It appears that the fortunes of the bond market may be changing for the better, at least for the time being. Not only was the recent inflation report bullish for bonds, but much of the growth in the gross national product in the fourth quarter was caused by a buildup in inventories. Since this denotes a weaker economy, bond prices soared.
Other factors emanating from abroad also are positive for the market. In mid-1987, private Japanese investors stopped buying U.S. bonds and shifted their buying to U.S. stocks. This is probably one of the main reasons that bond prices began to fall, rates began to rise and stock prices continued to hit new daily highs -- until Black Monday.
However, a new buyer -- the Bank of Japan -- appeared on the scene. Flush with dollars it had acquired from supporting the dollar in the foreign exchange market, Japan's central bank bought Treasury bills. This helped the United States finance its budget deficit and also gave the Bank of Japan a return on its reserves.
At the end of the year, the Bank of Japan had $81 billion in foreign exchange reserves. Early this year, the bank perceived that the U.S. trade and budget deficits were not going to improve soon, and that the bank would have to indefinitely continue supporting the dollar, which had stabilized. So why not earn a higher interest rate by buying the longer-term U.S. T-notes and T-bonds? With the dollar stable -- and with the agreement of U.S. allies to continue to support it -- the foreign exchange risk would be minimal.
The purchase of the longer U.S. securities would continue to help the United States in financing its budget deficit and also help to push U.S. interest rates lower.
At the same time, West Germany -- whose economy grew only 1.7 percent in 1987, down from 2.5 percent in 1986 -- decided that its inflation was under control and embarked on an easier monetary policy to stimulate its economy. That will cause interest rates to move lower in West Germany, meaning that the United States can allow its rates to fall and still attract foreign funds to cover the trade deficit.
The Japanese, even with their strong economy and burgeoning money supply, also are taking steps to further lower their interest rates. This will allow the Japanese to raise the costs of their exports to compensate for the currency losses they have sustained because of the falling dollar. But even though this will hurt the export side of their economy, their lower domestic interest rates will help spur their domestic economy and offset the loss of trade.
All in all, it would appear that the foreigners have come to the realization that it will take the United States a long time to solve its financial problems. In an effort to protect themselves, they are undertaking policies that will not only benefit their economies, but will help to protect their investments in the United States.
These good tidings for the bond market could not have come at a better time for the Treasury, which last week announced a $27 billion quarterly refunding that will be sold this week.

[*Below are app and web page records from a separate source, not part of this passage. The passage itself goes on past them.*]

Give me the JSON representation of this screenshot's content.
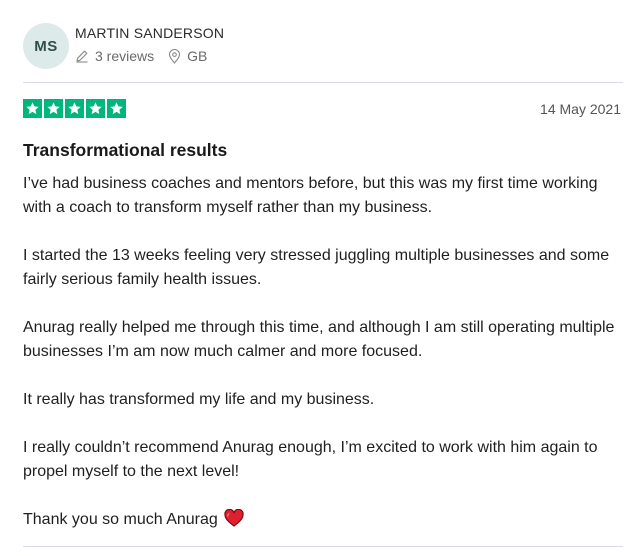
{
  "reviewer": {
    "initials": "MS",
    "name": "MARTIN SANDERSON",
    "reviews_count": "3 reviews",
    "country": "GB"
  },
  "rating": {
    "stars": 5,
    "max": 5,
    "color": "#00b67a"
  },
  "date": "14 May 2021",
  "title": "Transformational results",
  "paragraphs": [
    "I’ve had business coaches and mentors before, but this was my first time working with a coach to transform myself rather than my business.",
    "I started the 13 weeks feeling very stressed juggling multiple businesses and some fairly serious family health issues.",
    "Anurag really helped me through this time, and although I am still operating multiple businesses I’m am now much calmer and more focused.",
    "It really has transformed my life and my business.",
    "I really couldn’t recommend Anurag enough, I’m excited to work with him again to propel myself to the next level!",
    "Thank you so much Anurag"
  ],
  "icons": {
    "reviews": "pencil-icon",
    "country": "location-pin-icon",
    "emoji": "red-heart-icon",
    "star": "star-icon"
  }
}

A three-year note, in $5,000 minimums, will be auctioned Tuesday. The 10-year note, in $1,000 minimums, will be sold Wednesday, and the outstanding 29 1/4-year Treasury bond, also in $1,000 minimums, will be reopened and sold Thursday. These issues should return 7.40 percent, 8.20 percent and 8.40 percent, respectively.
James E. Lebherz has 28 years of experience in fixed-income securities.